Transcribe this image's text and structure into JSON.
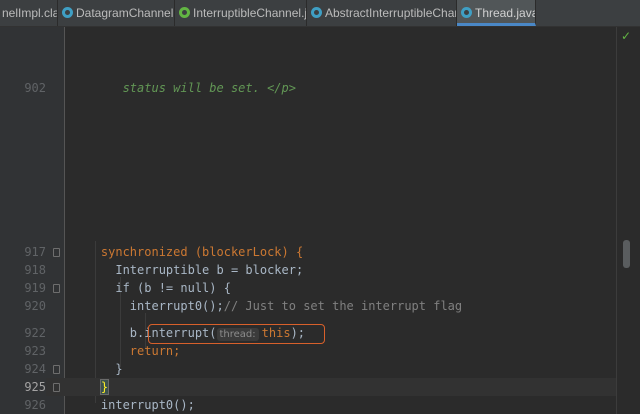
{
  "tabs": [
    {
      "label": "nelImpl.class",
      "icon": "class-file-icon",
      "active": false
    },
    {
      "label": "DatagramChannel.java",
      "icon": "class-icon",
      "active": false
    },
    {
      "label": "InterruptibleChannel.java",
      "icon": "interface-icon",
      "active": false
    },
    {
      "label": "AbstractInterruptibleChannel.java",
      "icon": "class-icon",
      "active": false
    },
    {
      "label": "Thread.java",
      "icon": "class-icon",
      "active": true
    }
  ],
  "close_glyph": "×",
  "status": {
    "check": "✓"
  },
  "lines": {
    "902": "status will be set. </p>",
    "917": "synchronized (blockerLock) {",
    "918": "Interruptible b = blocker;",
    "919": "if (b != null) {",
    "920": "interrupt0();",
    "920_comment": "// Just to set the interrupt flag",
    "922": "b.interrupt(",
    "922_hint": "thread:",
    "922_arg": "this",
    "922_end": ");",
    "923": "return;",
    "924": "}",
    "925": "}",
    "926": "interrupt0();",
    "927": "}"
  }
}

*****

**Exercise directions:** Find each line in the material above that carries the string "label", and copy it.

**Solution below:**
      "label": "nelImpl.class",
      "label": "DatagramChannel.java",
      "label": "InterruptibleChannel.java",
      "label": "AbstractInterruptibleChannel.java",
      "label": "Thread.java",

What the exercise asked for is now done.